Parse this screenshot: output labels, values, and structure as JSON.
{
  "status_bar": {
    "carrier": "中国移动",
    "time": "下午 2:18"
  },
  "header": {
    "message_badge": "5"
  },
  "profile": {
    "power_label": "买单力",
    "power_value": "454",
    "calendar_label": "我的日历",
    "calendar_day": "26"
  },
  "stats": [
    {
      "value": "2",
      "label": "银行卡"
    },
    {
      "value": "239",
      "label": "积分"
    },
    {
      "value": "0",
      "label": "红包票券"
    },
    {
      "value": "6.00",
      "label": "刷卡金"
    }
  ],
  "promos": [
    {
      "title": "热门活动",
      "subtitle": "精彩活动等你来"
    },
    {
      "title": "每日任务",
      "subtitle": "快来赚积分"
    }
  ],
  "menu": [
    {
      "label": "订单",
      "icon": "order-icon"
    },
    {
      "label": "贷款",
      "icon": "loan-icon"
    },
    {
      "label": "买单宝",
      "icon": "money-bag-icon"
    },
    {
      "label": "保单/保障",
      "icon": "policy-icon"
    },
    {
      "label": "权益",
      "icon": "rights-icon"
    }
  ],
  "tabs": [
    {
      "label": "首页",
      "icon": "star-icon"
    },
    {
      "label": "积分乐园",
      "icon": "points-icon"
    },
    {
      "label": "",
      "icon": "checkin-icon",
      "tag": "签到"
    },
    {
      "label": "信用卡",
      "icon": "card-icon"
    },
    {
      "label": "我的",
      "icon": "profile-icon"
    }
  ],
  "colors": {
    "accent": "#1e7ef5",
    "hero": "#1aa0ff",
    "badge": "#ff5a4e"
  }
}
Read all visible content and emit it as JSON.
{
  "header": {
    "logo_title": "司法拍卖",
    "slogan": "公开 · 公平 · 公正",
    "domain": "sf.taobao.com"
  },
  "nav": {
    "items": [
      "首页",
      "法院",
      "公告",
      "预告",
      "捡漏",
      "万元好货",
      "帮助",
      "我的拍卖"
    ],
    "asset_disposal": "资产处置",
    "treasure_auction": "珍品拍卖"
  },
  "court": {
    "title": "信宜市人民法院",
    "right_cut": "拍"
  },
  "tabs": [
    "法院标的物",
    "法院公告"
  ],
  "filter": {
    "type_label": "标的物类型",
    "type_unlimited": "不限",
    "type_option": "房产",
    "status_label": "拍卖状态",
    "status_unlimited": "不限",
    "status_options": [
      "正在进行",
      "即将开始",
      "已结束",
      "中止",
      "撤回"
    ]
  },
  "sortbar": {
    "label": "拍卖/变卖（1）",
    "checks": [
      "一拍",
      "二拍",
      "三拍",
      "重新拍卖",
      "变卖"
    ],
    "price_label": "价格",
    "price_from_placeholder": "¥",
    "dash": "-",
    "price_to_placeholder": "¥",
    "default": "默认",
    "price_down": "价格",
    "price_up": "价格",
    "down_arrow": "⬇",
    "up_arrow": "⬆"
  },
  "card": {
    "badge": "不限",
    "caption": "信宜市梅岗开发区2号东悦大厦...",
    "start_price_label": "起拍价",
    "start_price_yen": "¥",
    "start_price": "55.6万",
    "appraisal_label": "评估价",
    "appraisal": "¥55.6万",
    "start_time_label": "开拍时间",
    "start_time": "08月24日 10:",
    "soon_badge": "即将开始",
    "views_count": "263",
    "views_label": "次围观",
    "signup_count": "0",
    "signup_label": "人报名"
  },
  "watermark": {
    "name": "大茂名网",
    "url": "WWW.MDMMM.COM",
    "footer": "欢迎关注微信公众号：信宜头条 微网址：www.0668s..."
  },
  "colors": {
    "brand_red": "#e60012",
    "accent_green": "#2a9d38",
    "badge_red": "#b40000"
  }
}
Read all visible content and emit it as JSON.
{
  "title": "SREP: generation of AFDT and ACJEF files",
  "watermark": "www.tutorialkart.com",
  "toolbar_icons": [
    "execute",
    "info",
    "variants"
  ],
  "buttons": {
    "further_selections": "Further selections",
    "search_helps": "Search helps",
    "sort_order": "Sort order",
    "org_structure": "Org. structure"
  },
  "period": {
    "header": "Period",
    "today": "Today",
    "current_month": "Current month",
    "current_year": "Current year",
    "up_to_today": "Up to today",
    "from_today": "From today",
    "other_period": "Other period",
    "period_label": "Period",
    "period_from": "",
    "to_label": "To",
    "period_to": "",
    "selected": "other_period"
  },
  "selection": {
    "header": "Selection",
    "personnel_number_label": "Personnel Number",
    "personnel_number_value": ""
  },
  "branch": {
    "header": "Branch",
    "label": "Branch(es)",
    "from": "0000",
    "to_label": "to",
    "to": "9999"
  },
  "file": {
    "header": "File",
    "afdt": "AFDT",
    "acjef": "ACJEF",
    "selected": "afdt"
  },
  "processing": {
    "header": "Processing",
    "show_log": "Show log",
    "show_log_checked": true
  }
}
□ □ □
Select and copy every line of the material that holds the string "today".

- _Exercise solution_
    "today": "Today",
    "up_to_today": "Up to today",
    "from_today": "From today",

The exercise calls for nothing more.